The races for the most part have been quiet affairs, far from the vicious campaigns of a decade ago when business interests sought to change the political makeup of the court.
Republicans now control the court 6-1.
The court rules on issues that affect many aspects of daily life in Ohio, such as the way criminal laws are enforced, schools are funded, damages from lawsuits awarded and custody issues worked out.
In one race, Justice Terrence O'Donnell of Cleveland, a Republican who joined the court in 2003, faces suburban Cleveland Democrat and state Sen. Mike Skindell.

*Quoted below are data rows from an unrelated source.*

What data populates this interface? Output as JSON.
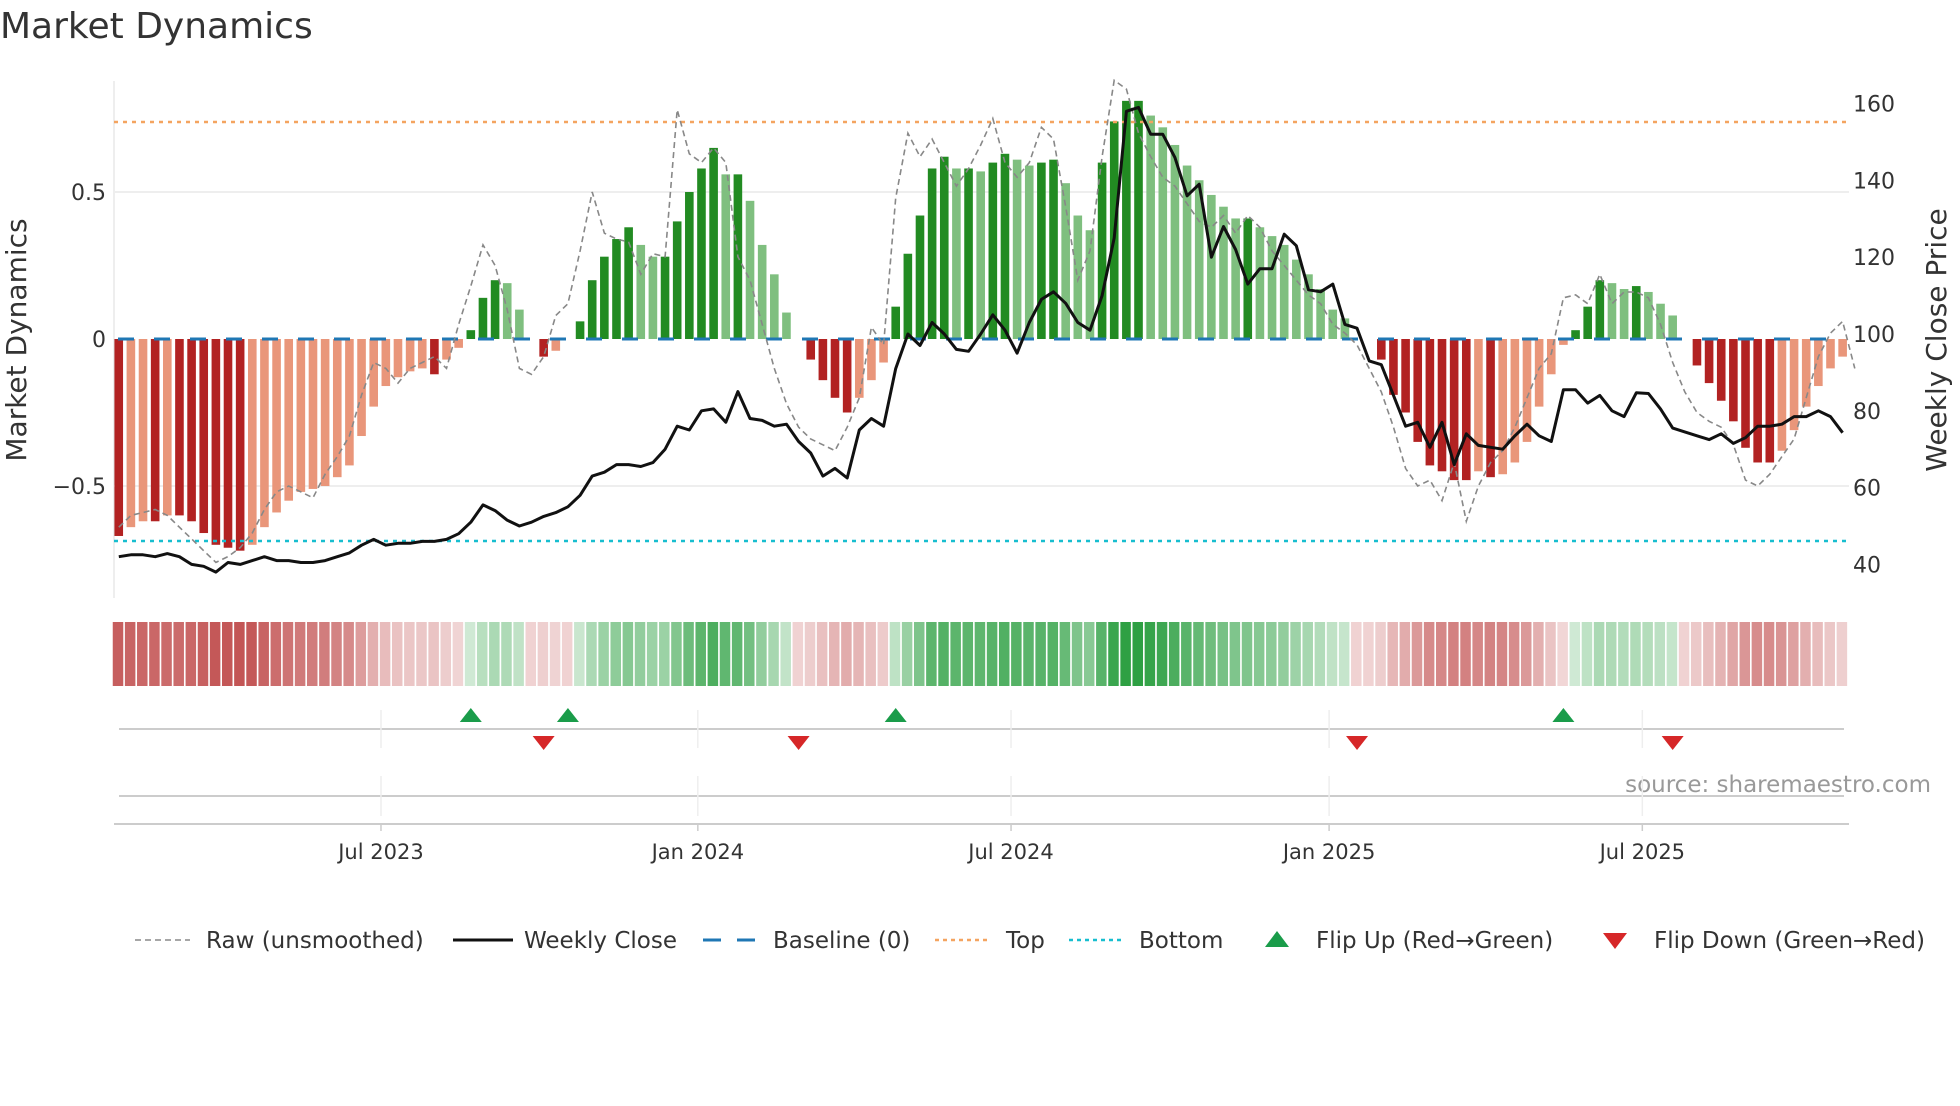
{
  "chart_data": {
    "type": "bar",
    "title": "Market Dynamics",
    "ylabel": "Market Dynamics",
    "ylabel_right": "Weekly Close Price",
    "ylim": [
      -0.82,
      0.89
    ],
    "ylim_right": [
      32,
      165
    ],
    "yticks": [
      {
        "v": 0.5,
        "label": "0.5"
      },
      {
        "v": 0,
        "label": "0"
      },
      {
        "v": -0.5,
        "label": "−0.5"
      }
    ],
    "yticks_right": [
      {
        "v": 40,
        "label": "40"
      },
      {
        "v": 60,
        "label": "60"
      },
      {
        "v": 80,
        "label": "80"
      },
      {
        "v": 100,
        "label": "100"
      },
      {
        "v": 120,
        "label": "120"
      },
      {
        "v": 140,
        "label": "140"
      },
      {
        "v": 160,
        "label": "160"
      }
    ],
    "x_unit": "week index",
    "xticks": [
      {
        "week": 21.6,
        "label": "Jul 2023"
      },
      {
        "week": 47.7,
        "label": "Jan 2024"
      },
      {
        "week": 73.5,
        "label": "Jul 2024"
      },
      {
        "week": 99.7,
        "label": "Jan 2025"
      },
      {
        "week": 125.5,
        "label": "Jul 2025"
      }
    ],
    "top_level": 0.738,
    "bottom_level": -0.687,
    "baseline": 0,
    "histogram": [
      -0.67,
      -0.64,
      -0.62,
      -0.62,
      -0.6,
      -0.6,
      -0.62,
      -0.66,
      -0.7,
      -0.71,
      -0.72,
      -0.7,
      -0.64,
      -0.59,
      -0.55,
      -0.52,
      -0.51,
      -0.5,
      -0.47,
      -0.43,
      -0.33,
      -0.23,
      -0.16,
      -0.13,
      -0.11,
      -0.1,
      -0.12,
      -0.07,
      -0.03,
      0.03,
      0.14,
      0.2,
      0.19,
      0.1,
      0,
      -0.06,
      -0.04,
      0,
      0.06,
      0.2,
      0.28,
      0.34,
      0.38,
      0.32,
      0.28,
      0.28,
      0.4,
      0.5,
      0.58,
      0.65,
      0.56,
      0.56,
      0.47,
      0.32,
      0.22,
      0.09,
      0,
      -0.07,
      -0.14,
      -0.2,
      -0.25,
      -0.2,
      -0.14,
      -0.08,
      0.11,
      0.29,
      0.42,
      0.58,
      0.62,
      0.58,
      0.58,
      0.57,
      0.6,
      0.63,
      0.61,
      0.59,
      0.6,
      0.61,
      0.53,
      0.42,
      0.37,
      0.6,
      0.74,
      0.81,
      0.81,
      0.76,
      0.72,
      0.66,
      0.59,
      0.54,
      0.49,
      0.45,
      0.41,
      0.41,
      0.38,
      0.35,
      0.32,
      0.27,
      0.22,
      0.17,
      0.1,
      0.07,
      0,
      0,
      -0.07,
      -0.19,
      -0.25,
      -0.35,
      -0.43,
      -0.45,
      -0.48,
      -0.48,
      -0.45,
      -0.47,
      -0.46,
      -0.42,
      -0.35,
      -0.23,
      -0.12,
      -0.02,
      0.03,
      0.11,
      0.2,
      0.19,
      0.17,
      0.18,
      0.16,
      0.12,
      0.08,
      0,
      -0.09,
      -0.15,
      -0.21,
      -0.28,
      -0.37,
      -0.42,
      -0.42,
      -0.38,
      -0.31,
      -0.23,
      -0.16,
      -0.1,
      -0.06
    ],
    "raw": [
      -0.64,
      -0.6,
      -0.59,
      -0.58,
      -0.6,
      -0.64,
      -0.68,
      -0.72,
      -0.76,
      -0.74,
      -0.71,
      -0.66,
      -0.58,
      -0.52,
      -0.5,
      -0.52,
      -0.54,
      -0.46,
      -0.4,
      -0.33,
      -0.19,
      -0.08,
      -0.1,
      -0.15,
      -0.1,
      -0.08,
      -0.06,
      -0.1,
      0.05,
      0.18,
      0.32,
      0.25,
      0.1,
      -0.1,
      -0.12,
      -0.06,
      0.08,
      0.12,
      0.3,
      0.5,
      0.36,
      0.34,
      0.33,
      0.22,
      0.29,
      0.28,
      0.78,
      0.63,
      0.6,
      0.65,
      0.6,
      0.28,
      0.2,
      0.05,
      -0.1,
      -0.22,
      -0.3,
      -0.34,
      -0.36,
      -0.38,
      -0.3,
      -0.2,
      0.04,
      -0.02,
      0.48,
      0.7,
      0.62,
      0.68,
      0.6,
      0.52,
      0.58,
      0.66,
      0.75,
      0.6,
      0.55,
      0.6,
      0.72,
      0.68,
      0.45,
      0.2,
      0.3,
      0.62,
      0.88,
      0.85,
      0.7,
      0.62,
      0.55,
      0.52,
      0.46,
      0.4,
      0.38,
      0.42,
      0.36,
      0.42,
      0.38,
      0.3,
      0.25,
      0.2,
      0.15,
      0.12,
      0.05,
      0.02,
      -0.02,
      -0.1,
      -0.18,
      -0.3,
      -0.44,
      -0.5,
      -0.48,
      -0.55,
      -0.42,
      -0.62,
      -0.5,
      -0.42,
      -0.38,
      -0.3,
      -0.2,
      -0.1,
      -0.05,
      0.14,
      0.15,
      0.12,
      0.22,
      0.12,
      0.16,
      0.16,
      0.14,
      0.05,
      -0.08,
      -0.18,
      -0.25,
      -0.28,
      -0.3,
      -0.36,
      -0.48,
      -0.5,
      -0.46,
      -0.4,
      -0.34,
      -0.2,
      -0.06,
      0.02,
      0.06,
      -0.1
    ],
    "close": [
      42,
      42.5,
      42.5,
      42,
      42.8,
      42,
      40,
      39.5,
      38,
      40.5,
      40,
      41,
      42,
      41,
      41,
      40.5,
      40.5,
      41,
      42,
      43,
      45,
      46.5,
      45,
      45.5,
      45.5,
      46,
      46,
      46.5,
      48,
      51,
      55.5,
      54,
      51.5,
      50,
      51,
      52.5,
      53.5,
      55,
      58,
      63,
      64,
      66,
      66,
      65.5,
      66.5,
      70,
      76,
      75,
      80,
      80.5,
      77,
      85,
      78,
      77.5,
      76,
      76.5,
      72,
      69,
      63,
      65,
      62.5,
      75,
      78,
      76,
      91,
      100,
      97,
      103,
      100,
      96,
      95.5,
      100,
      105,
      101,
      95,
      103,
      109,
      111,
      108,
      103,
      101,
      110,
      125,
      158,
      159,
      152,
      152,
      146,
      136,
      139,
      120,
      128,
      122,
      113,
      117,
      117,
      126,
      123,
      111.5,
      111,
      113,
      102.5,
      101.5,
      93,
      92,
      84,
      76,
      77,
      70.5,
      77,
      66,
      74,
      71,
      70.5,
      70,
      73.5,
      76.5,
      73.5,
      72,
      85.5,
      85.5,
      82,
      84,
      80,
      78.5,
      84.7,
      84.5,
      80.5,
      75.5,
      74.5,
      73.5,
      72.5,
      74,
      71.5,
      73,
      76,
      76,
      76.5,
      78.5,
      78.5,
      80,
      78.5,
      74.3
    ],
    "flip_up_weeks": [
      29,
      37,
      64,
      119
    ],
    "flip_down_weeks": [
      35,
      56,
      102,
      128
    ],
    "colors": {
      "pos_rising": "#228b22",
      "pos_falling": "#7fbf7f",
      "neg_falling": "#b22222",
      "neg_rising": "#e9967a",
      "raw": "#888888",
      "close": "#111111",
      "baseline": "#1f77b4",
      "top": "#f4a460",
      "bottom": "#17becf",
      "flip_up": "#1a9c4a",
      "flip_down": "#d62728"
    },
    "legend": [
      {
        "label": "Raw (unsmoothed)",
        "kind": "raw"
      },
      {
        "label": "Weekly Close",
        "kind": "close"
      },
      {
        "label": "Baseline (0)",
        "kind": "baseline"
      },
      {
        "label": "Top",
        "kind": "top"
      },
      {
        "label": "Bottom",
        "kind": "bottom"
      },
      {
        "label": "Flip Up (Red→Green)",
        "kind": "flip_up"
      },
      {
        "label": "Flip Down (Green→Red)",
        "kind": "flip_down"
      }
    ],
    "source": "source: sharemaestro.com"
  }
}
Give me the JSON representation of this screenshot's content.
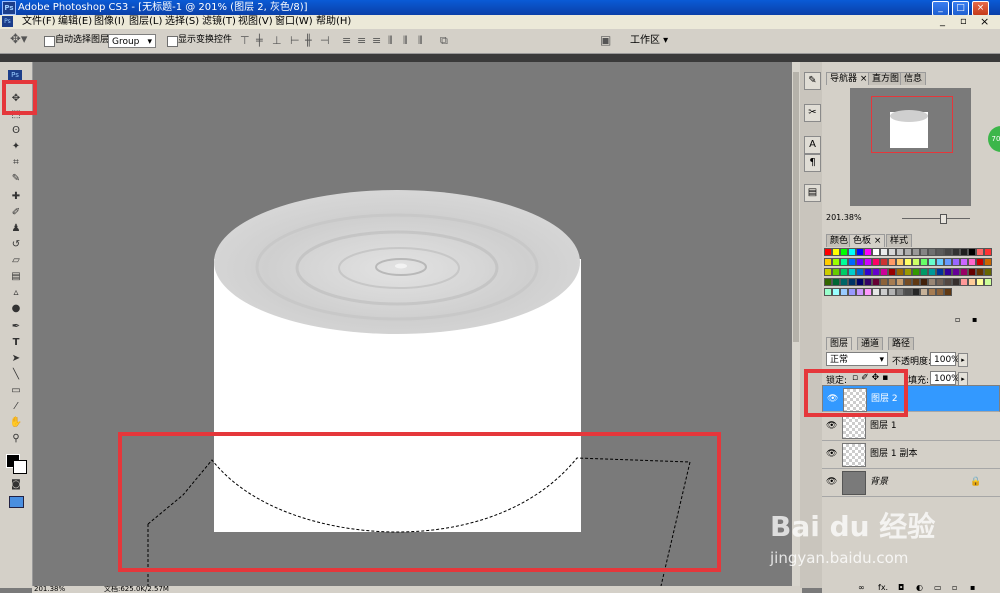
{
  "window": {
    "title": "Adobe Photoshop CS3 - [无标题-1 @ 201% (图层 2, 灰色/8)]",
    "app_icon": "Ps",
    "min": "_",
    "max": "□",
    "close": "×"
  },
  "menu": [
    "文件(F)",
    "编辑(E)",
    "图像(I)",
    "图层(L)",
    "选择(S)",
    "滤镜(T)",
    "视图(V)",
    "窗口(W)",
    "帮助(H)"
  ],
  "options": {
    "auto_select_label": "自动选择图层",
    "group_value": "Group",
    "show_transform_label": "显示变换控件",
    "workspace_label": "工作区 ▾"
  },
  "navigator": {
    "tabs": [
      "导航器 ×",
      "直方图",
      "信息"
    ],
    "zoom": "201.38%"
  },
  "swatches": {
    "tabs": [
      "颜色",
      "色板 ×",
      "样式"
    ],
    "colors": [
      "#ff0000",
      "#ffff00",
      "#00ff00",
      "#00ffff",
      "#0000ff",
      "#ff00ff",
      "#ffffff",
      "#ebebeb",
      "#d6d6d6",
      "#c2c2c2",
      "#adadad",
      "#999999",
      "#858585",
      "#707070",
      "#5c5c5c",
      "#474747",
      "#333333",
      "#1f1f1f",
      "#000000",
      "#ff6666",
      "#ff3333",
      "#ffcc00",
      "#99ff00",
      "#00ff99",
      "#0066ff",
      "#6600ff",
      "#cc00ff",
      "#ff0066",
      "#cc3333",
      "#ff9966",
      "#ffcc66",
      "#ffff66",
      "#ccff66",
      "#66ff66",
      "#66ffcc",
      "#66ccff",
      "#6699ff",
      "#9966ff",
      "#cc66ff",
      "#ff66cc",
      "#cc0000",
      "#cc6600",
      "#cccc00",
      "#66cc00",
      "#00cc66",
      "#00cccc",
      "#0066cc",
      "#3300cc",
      "#6600cc",
      "#cc0099",
      "#990000",
      "#996600",
      "#999900",
      "#339900",
      "#009966",
      "#009999",
      "#003399",
      "#330099",
      "#660099",
      "#990066",
      "#660000",
      "#663300",
      "#666600",
      "#336600",
      "#006633",
      "#006666",
      "#003366",
      "#000066",
      "#330066",
      "#660033",
      "#8c6239",
      "#a67c52",
      "#c69c6d",
      "#754c24",
      "#603913",
      "#42210b",
      "#998675",
      "#736357",
      "#534741",
      "#362f2d",
      "#ff9999",
      "#ffcc99",
      "#ffff99",
      "#ccff99",
      "#99ffcc",
      "#99ffff",
      "#99ccff",
      "#9999ff",
      "#cc99ff",
      "#ff99ff",
      "#e6e6e6",
      "#cccccc",
      "#b3b3b3",
      "#808080",
      "#4d4d4d",
      "#262626",
      "#c7b299",
      "#a67c52",
      "#8c6239",
      "#603913"
    ]
  },
  "layers": {
    "tabs": [
      "图层",
      "通道",
      "路径"
    ],
    "blend_mode": "正常",
    "opacity_label": "不透明度:",
    "opacity_value": "100%",
    "lock_label": "锁定:",
    "fill_label": "填充:",
    "fill_value": "100%",
    "items": [
      {
        "name": "图层 2",
        "selected": true
      },
      {
        "name": "图层 1",
        "selected": false
      },
      {
        "name": "图层 1 副本",
        "selected": false
      },
      {
        "name": "背景",
        "selected": false
      }
    ]
  },
  "status": {
    "zoom": "201.38%",
    "doc": "文档:625.0K/2.57M"
  },
  "watermark": {
    "brand": "Bai du 经验",
    "url": "jingyan.baidu.com"
  },
  "colors": {
    "canvas_bg": "#7a7a7a",
    "selection_highlight": "#3399ff",
    "annotation_red": "#e5373b"
  }
}
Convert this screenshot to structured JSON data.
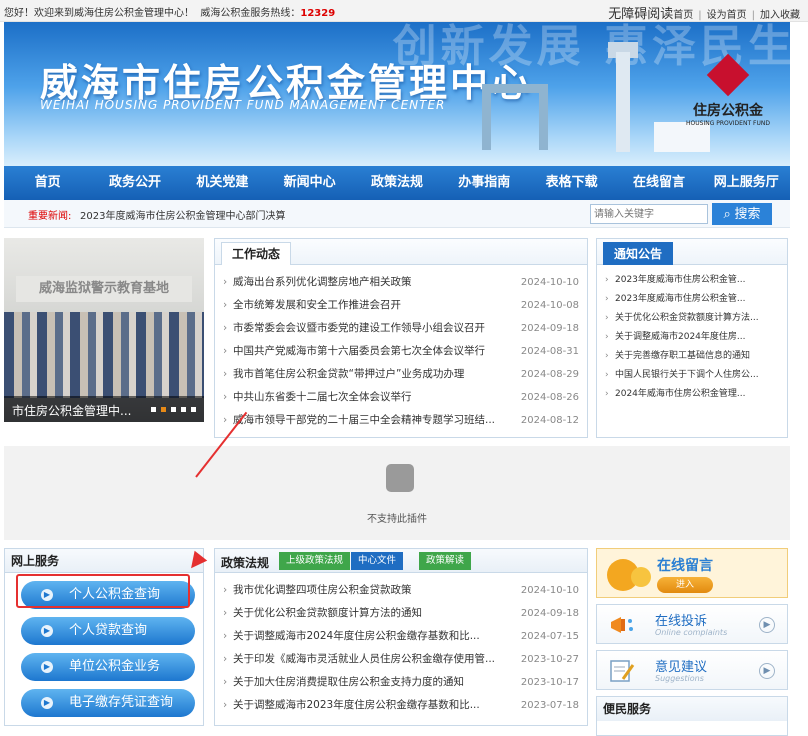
{
  "topbar": {
    "welcome": "您好！欢迎来到威海住房公积金管理中心！",
    "hotline_label": "威海公积金服务热线：",
    "hotline_number": "12329",
    "accessible": "无障碍阅读",
    "home": "首页",
    "set_home": "设为首页",
    "favorite": "加入收藏"
  },
  "banner": {
    "slogan": "创新发展 惠泽民生",
    "title_cn": "威海市住房公积金管理中心",
    "title_en": "WEIHAI HOUSING PROVIDENT FUND MANAGEMENT CENTER",
    "logo_cn": "住房公积金",
    "logo_en": "HOUSING PROVIDENT FUND"
  },
  "nav": [
    "首页",
    "政务公开",
    "机关党建",
    "新闻中心",
    "政策法规",
    "办事指南",
    "表格下载",
    "在线留言",
    "网上服务厅"
  ],
  "newsbar": {
    "label": "重要新闻:",
    "headline": "2023年度威海市住房公积金管理中心部门决算",
    "search_placeholder": "请输入关键字",
    "search_button": "搜索"
  },
  "photo": {
    "sign": "威海监狱警示教育基地",
    "caption": "市住房公积金管理中..."
  },
  "work": {
    "title": "工作动态",
    "items": [
      {
        "title": "威海出台系列优化调整房地产相关政策",
        "date": "2024-10-10"
      },
      {
        "title": "全市统筹发展和安全工作推进会召开",
        "date": "2024-10-08"
      },
      {
        "title": "市委常委会会议暨市委党的建设工作领导小组会议召开",
        "date": "2024-09-18"
      },
      {
        "title": "中国共产党威海市第十六届委员会第七次全体会议举行",
        "date": "2024-08-31"
      },
      {
        "title": "我市首笔住房公积金贷款“带押过户”业务成功办理",
        "date": "2024-08-29"
      },
      {
        "title": "中共山东省委十二届七次全体会议举行",
        "date": "2024-08-26"
      },
      {
        "title": "威海市领导干部党的二十届三中全会精神专题学习班结...",
        "date": "2024-08-12"
      }
    ]
  },
  "notice": {
    "title": "通知公告",
    "items": [
      "2023年度威海市住房公积金管...",
      "2023年度威海市住房公积金管...",
      "关于优化公积金贷款额度计算方法...",
      "关于调整威海市2024年度住房...",
      "关于完善缴存职工基础信息的通知",
      "中国人民银行关于下调个人住房公...",
      "2024年威海市住房公积金管理..."
    ]
  },
  "plugin": {
    "message": "不支持此插件"
  },
  "services": {
    "title": "网上服务",
    "buttons": [
      "个人公积金查询",
      "个人贷款查询",
      "单位公积金业务",
      "电子缴存凭证查询"
    ]
  },
  "policy": {
    "title": "政策法规",
    "tabs": [
      "上级政策法规",
      "中心文件",
      "政策解读"
    ],
    "items": [
      {
        "title": "我市优化调整四项住房公积金贷款政策",
        "date": "2024-10-10"
      },
      {
        "title": "关于优化公积金贷款额度计算方法的通知",
        "date": "2024-09-18"
      },
      {
        "title": "关于调整威海市2024年度住房公积金缴存基数和比...",
        "date": "2024-07-15"
      },
      {
        "title": "关于印发《威海市灵活就业人员住房公积金缴存使用管...",
        "date": "2023-10-27"
      },
      {
        "title": "关于加大住房消费提取住房公积金支持力度的通知",
        "date": "2023-10-17"
      },
      {
        "title": "关于调整威海市2023年度住房公积金缴存基数和比...",
        "date": "2023-07-18"
      }
    ]
  },
  "side": {
    "message_title": "在线留言",
    "message_enter": "进入",
    "complaint_title": "在线投诉",
    "complaint_en": "Online complaints",
    "suggest_title": "意见建议",
    "suggest_en": "Suggestions",
    "convenience_title": "便民服务"
  }
}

In a second, Justice Robert Cupp of Lima, a Republican first elected to the court in 2006, faces Democrat William O'Neill, a retired appeals court judge who now works as a registered nurse in Cleveland.
Justice Yvette Magee Brown of Columbus, a Democrat appointed in 2010 to fill a vacancy left when Maureen O'Connor became chief justice, faces Republican Sharon Kennedy, a Butler County domestic relations judge.
The winner of the Brown-Kennedy race would need to run again in two years for a full six-year term.
The only substantive issue in this year's race comes from criticism O'Neill has made of O'Donnell and Cupp over the potential influence of campaign contributions on their decisions. He has questioned a combined $44,000 in contributions tied to Akron-based FirstEnergy this year that both have received during a time the utility had cases pending at the court.
"It's impossible to avoid the appearance of impropriety when you accept money from a litigant and then rule on their case," O'Neill said at a candidates' forum in Columbus this month. He stopped short of accusing either justice of wrongdoing.
O'Donnell said O'Neill failed to mention that a three-judge panel rejected a grievance O'Neill filed over the issue.
Cupp defended the need for contributions, while noting that justices themselves are banned from directly seeking campaign contributions. Instead, a separate campaign committee solicits donations.
"I've not found any TV or radio outlets or newspapers in this state who are willing to run advertisements for candidates without charging them," Cupp said at the forum.
The Ohio State Bar Association rated Brown and Cupp "highly recommended," rated O'Donnell, O'Neill and Skindell as "recommended," and rated Kennedy "not recommended."
Asked for a comment, Kennedy said in a statement: "My 27 years of service from police officer to solo practitioner to 14 years on the trial court bench has resonated with Ohio voters."